In “Lord of the Flies,” the loss of innocence is symbolized by the change in the forest glade where Simon sits in Chapter 3. The forest glade initially represents a place of natural beauty and peace which can be equated to a “Garden of Eden”. But when Simon returns to the glade later in the novel, he discovers the bloody sow’s head impaled upon a stake in the middle of the clearing. This transformation of the glade from a peaceful sanctuary to a violent and bloody scene represents the end of innocence and purity that the characters experience as they descend into savagery. The sow’s head symbolizes the boys’ increasing violence and disregard for the sanctity of life. This scene serves as a powerful metaphor for the loss of innocence and the destructive effects of the boys’ descent into chaos and barbarism. Ultimately, the loss of innocence symbolized by the change in the forest glade highlights the theme of the breakdown of civilization and the dangers of unchecked human nature.
What do Jack and Ralph represent in Lord of the Flies?
In the novel “Lord of the Flies” by William Golding, the characters of Jack and Ralph represent two distinct ideologies. Jack represents the opposite values of violence, cruelty, mob rule, government through fear, and tyranny. He is driven by his desire for power and control, and he is willing to use any means necessary to achieve it. Jack is the leader of a tribe of boys who are more interested in having fun and hunting than maintaining a structured society. He eventually becomes the symbol of chaos and disorder on the island.
On the other hand, Ralph represents the values of respect for the law, duty, reason, and the protection of the weak. He believes in democratic rule and tries to establish a society based on these values on the island. He understands that in order to maintain order, there needs to be a system of laws and regulations that everyone follows. At the same time, he focuses on building shelter and keeping watch over a signal fire.
In “Lord of the Flies”, the contrast between Jack and Ralph is a metaphor for the eternal struggle between good and evil, order and chaos, and civilization and savagery. The characters and their actions illustrate the dangers of letting one’s primal instincts take over and the importance of maintaining a society based on rules and regulations.
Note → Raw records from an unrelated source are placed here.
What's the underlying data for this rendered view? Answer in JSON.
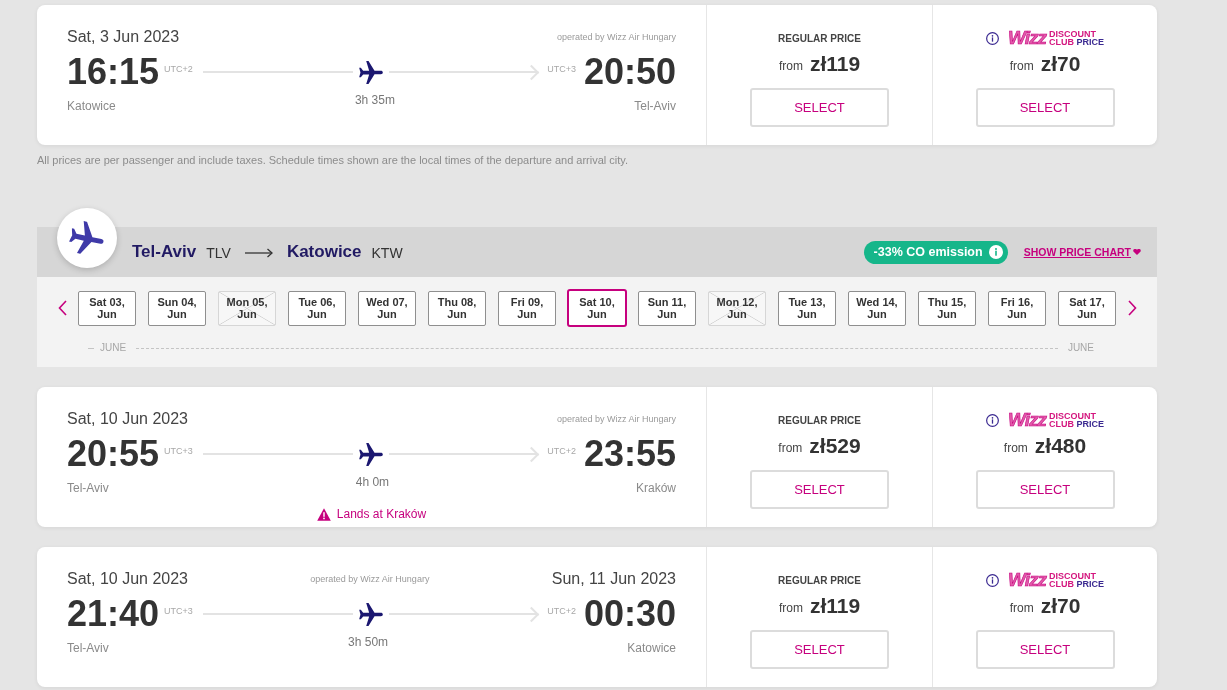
{
  "outbound_flights": [
    {
      "departure_date": "Sat, 3 Jun 2023",
      "operated_by": "operated by Wizz Air Hungary",
      "departure_time": "16:15",
      "departure_utc": "UTC+2",
      "departure_city": "Katowice",
      "duration": "3h 35m",
      "arrival_utc": "UTC+3",
      "arrival_time": "20:50",
      "arrival_city": "Tel-Aviv",
      "fares": [
        {
          "kind": "regular",
          "title": "REGULAR PRICE",
          "from": "from",
          "price": "zł119",
          "button": "SELECT"
        },
        {
          "kind": "club",
          "logo": "Wizz",
          "words": [
            "DISCOUNT",
            "CLUB",
            "PRICE"
          ],
          "from": "from",
          "price": "zł70",
          "button": "SELECT"
        }
      ]
    }
  ],
  "disclaimer": "All prices are per passenger and include taxes. Schedule times shown are the local times of the departure and arrival city.",
  "return_journey": {
    "route": {
      "origin_city": "Tel-Aviv",
      "origin_code": "TLV",
      "destination_city": "Katowice",
      "destination_code": "KTW"
    },
    "emission_badge": "-33% CO emission",
    "price_chart_link": "SHOW PRICE CHART",
    "dates": [
      {
        "day": "Sat 03,",
        "month": "Jun",
        "selected": false,
        "disabled": false
      },
      {
        "day": "Sun 04,",
        "month": "Jun",
        "selected": false,
        "disabled": false
      },
      {
        "day": "Mon 05,",
        "month": "Jun",
        "selected": false,
        "disabled": true
      },
      {
        "day": "Tue 06,",
        "month": "Jun",
        "selected": false,
        "disabled": false
      },
      {
        "day": "Wed 07,",
        "month": "Jun",
        "selected": false,
        "disabled": false
      },
      {
        "day": "Thu 08,",
        "month": "Jun",
        "selected": false,
        "disabled": false
      },
      {
        "day": "Fri 09,",
        "month": "Jun",
        "selected": false,
        "disabled": false
      },
      {
        "day": "Sat 10,",
        "month": "Jun",
        "selected": true,
        "disabled": false
      },
      {
        "day": "Sun 11,",
        "month": "Jun",
        "selected": false,
        "disabled": false
      },
      {
        "day": "Mon 12,",
        "month": "Jun",
        "selected": false,
        "disabled": true
      },
      {
        "day": "Tue 13,",
        "month": "Jun",
        "selected": false,
        "disabled": false
      },
      {
        "day": "Wed 14,",
        "month": "Jun",
        "selected": false,
        "disabled": false
      },
      {
        "day": "Thu 15,",
        "month": "Jun",
        "selected": false,
        "disabled": false
      },
      {
        "day": "Fri 16,",
        "month": "Jun",
        "selected": false,
        "disabled": false
      },
      {
        "day": "Sat 17,",
        "month": "Jun",
        "selected": false,
        "disabled": false
      }
    ],
    "month_labels": [
      "JUNE",
      "JUNE"
    ],
    "flights": [
      {
        "departure_date": "Sat, 10 Jun 2023",
        "operated_by": "operated by Wizz Air Hungary",
        "departure_time": "20:55",
        "departure_utc": "UTC+3",
        "departure_city": "Tel-Aviv",
        "duration": "4h 0m",
        "arrival_utc": "UTC+2",
        "arrival_time": "23:55",
        "arrival_city": "Kraków",
        "notice": "Lands at Kraków",
        "fares": [
          {
            "kind": "regular",
            "title": "REGULAR PRICE",
            "from": "from",
            "price": "zł529",
            "button": "SELECT"
          },
          {
            "kind": "club",
            "logo": "Wizz",
            "words": [
              "DISCOUNT",
              "CLUB",
              "PRICE"
            ],
            "from": "from",
            "price": "zł480",
            "button": "SELECT"
          }
        ]
      },
      {
        "departure_date": "Sat, 10 Jun 2023",
        "operated_by": "operated by Wizz Air Hungary",
        "arrival_date": "Sun, 11 Jun 2023",
        "departure_time": "21:40",
        "departure_utc": "UTC+3",
        "departure_city": "Tel-Aviv",
        "duration": "3h 50m",
        "arrival_utc": "UTC+2",
        "arrival_time": "00:30",
        "arrival_city": "Katowice",
        "fares": [
          {
            "kind": "regular",
            "title": "REGULAR PRICE",
            "from": "from",
            "price": "zł119",
            "button": "SELECT"
          },
          {
            "kind": "club",
            "logo": "Wizz",
            "words": [
              "DISCOUNT",
              "CLUB",
              "PRICE"
            ],
            "from": "from",
            "price": "zł70",
            "button": "SELECT"
          }
        ]
      }
    ]
  }
}
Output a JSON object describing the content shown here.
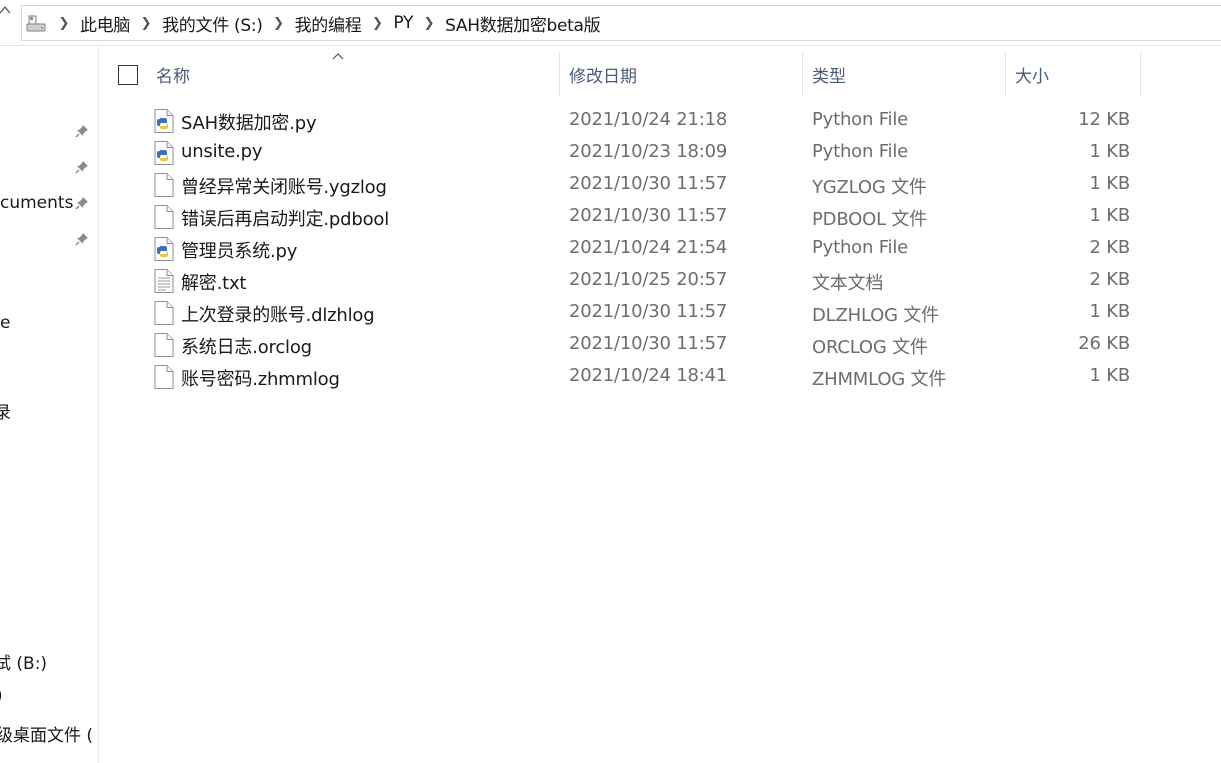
{
  "address_bar": {
    "crumbs": [
      "此电脑",
      "我的文件 (S:)",
      "我的编程",
      "PY",
      "SAH数据加密beta版"
    ]
  },
  "nav_pane": {
    "items": [
      {
        "label": "cuments"
      },
      {
        "label": "e"
      },
      {
        "label": "录"
      },
      {
        "label": "试 (B:)"
      },
      {
        "label": ")"
      },
      {
        "label": "级桌面文件 ("
      }
    ]
  },
  "columns": {
    "name": "名称",
    "date": "修改日期",
    "type": "类型",
    "size": "大小"
  },
  "files": [
    {
      "name": "SAH数据加密.py",
      "date": "2021/10/24 21:18",
      "type": "Python File",
      "size": "12 KB",
      "icon": "python-file-icon"
    },
    {
      "name": "unsite.py",
      "date": "2021/10/23 18:09",
      "type": "Python File",
      "size": "1 KB",
      "icon": "python-file-icon"
    },
    {
      "name": "曾经异常关闭账号.ygzlog",
      "date": "2021/10/30 11:57",
      "type": "YGZLOG 文件",
      "size": "1 KB",
      "icon": "blank-file-icon"
    },
    {
      "name": "错误后再启动判定.pdbool",
      "date": "2021/10/30 11:57",
      "type": "PDBOOL 文件",
      "size": "1 KB",
      "icon": "blank-file-icon"
    },
    {
      "name": "管理员系统.py",
      "date": "2021/10/24 21:54",
      "type": "Python File",
      "size": "2 KB",
      "icon": "python-file-icon"
    },
    {
      "name": "解密.txt",
      "date": "2021/10/25 20:57",
      "type": "文本文档",
      "size": "2 KB",
      "icon": "text-file-icon"
    },
    {
      "name": "上次登录的账号.dlzhlog",
      "date": "2021/10/30 11:57",
      "type": "DLZHLOG 文件",
      "size": "1 KB",
      "icon": "blank-file-icon"
    },
    {
      "name": "系统日志.orclog",
      "date": "2021/10/30 11:57",
      "type": "ORCLOG 文件",
      "size": "26 KB",
      "icon": "blank-file-icon"
    },
    {
      "name": "账号密码.zhmmlog",
      "date": "2021/10/24 18:41",
      "type": "ZHMMLOG 文件",
      "size": "1 KB",
      "icon": "blank-file-icon"
    }
  ]
}
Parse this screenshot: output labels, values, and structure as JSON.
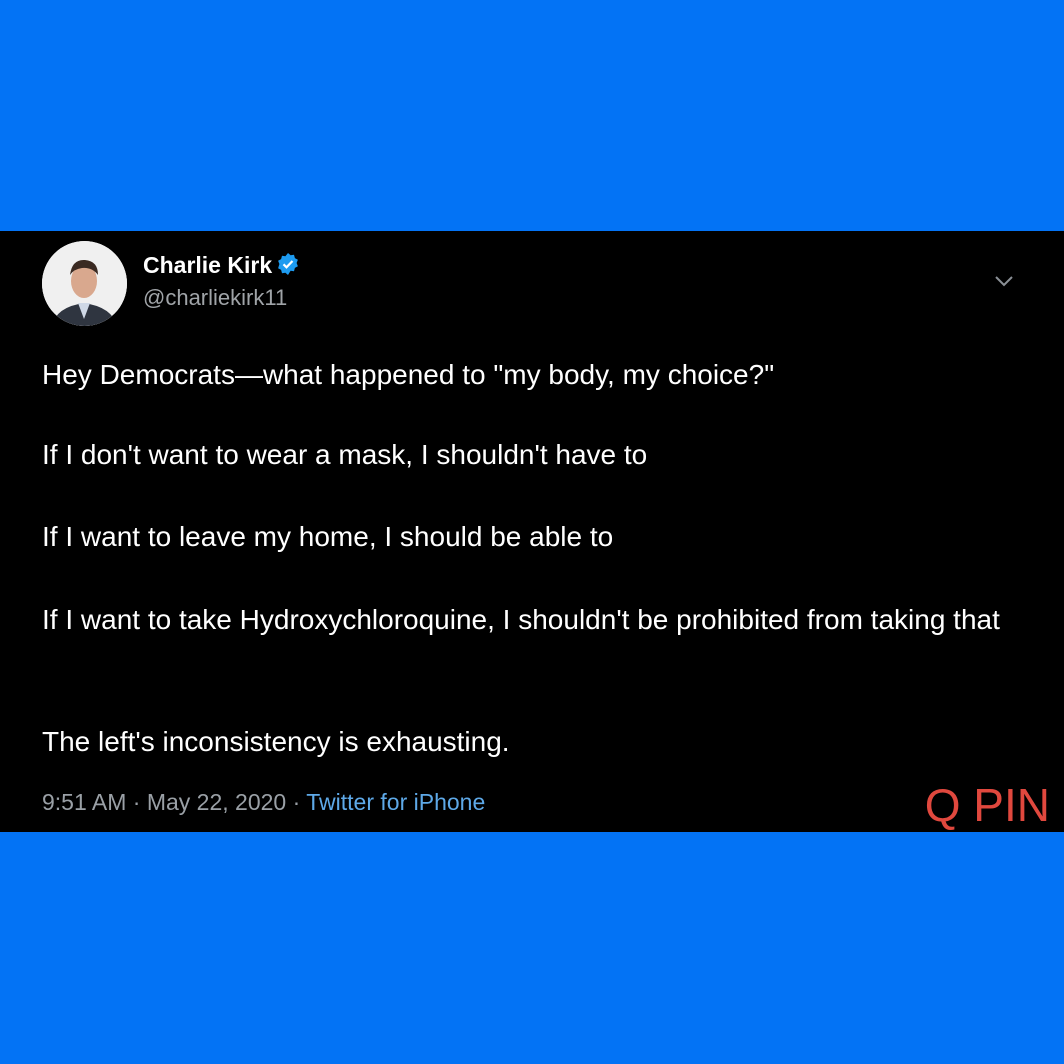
{
  "tweet": {
    "author_name": "Charlie Kirk",
    "handle": "@charliekirk11",
    "verified": true,
    "paragraphs": [
      "Hey Democrats—what happened to \"my body, my choice?\"",
      "If I don't want to wear a mask, I shouldn't have to",
      "If I want to leave my home, I should be able to",
      "If I want to take Hydroxychloroquine, I shouldn't be prohibited from taking that",
      "The left's inconsistency is exhausting."
    ],
    "time": "9:51 AM",
    "date": "May 22, 2020",
    "separator": "·",
    "source": "Twitter for iPhone"
  },
  "watermark": "Q PIN",
  "colors": {
    "background": "#0373f5",
    "card": "#000000",
    "link": "#5ea9e8",
    "watermark": "#e0483e",
    "verified": "#1d9bf0"
  },
  "icons": {
    "verified": "verified-badge-icon",
    "menu": "chevron-down-icon"
  }
}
In conclusion, the main message of William Golding’s “Lord of the Flies” is the exploration of the conflict between two competing impulses that exist within all human beings. The novel highlights the importance of societal rules and norms in maintaining social order and preventing chaos and violence. At the same time, it also explores the darker side of human nature and the dangerous consequences that can result from the gratification of immediate desires and the pursuit of personal power. The novel serves as a cautionary tale about the dangers of a society without rules and the need for humanity to maintain its connection to civilization and morality. Through its vivid portrayal of the consequences of societal breakdown and the exploration of the complexities of human behavior, “Lord of the Flies” remains a timeless classic that continues to captivate and challenge readers.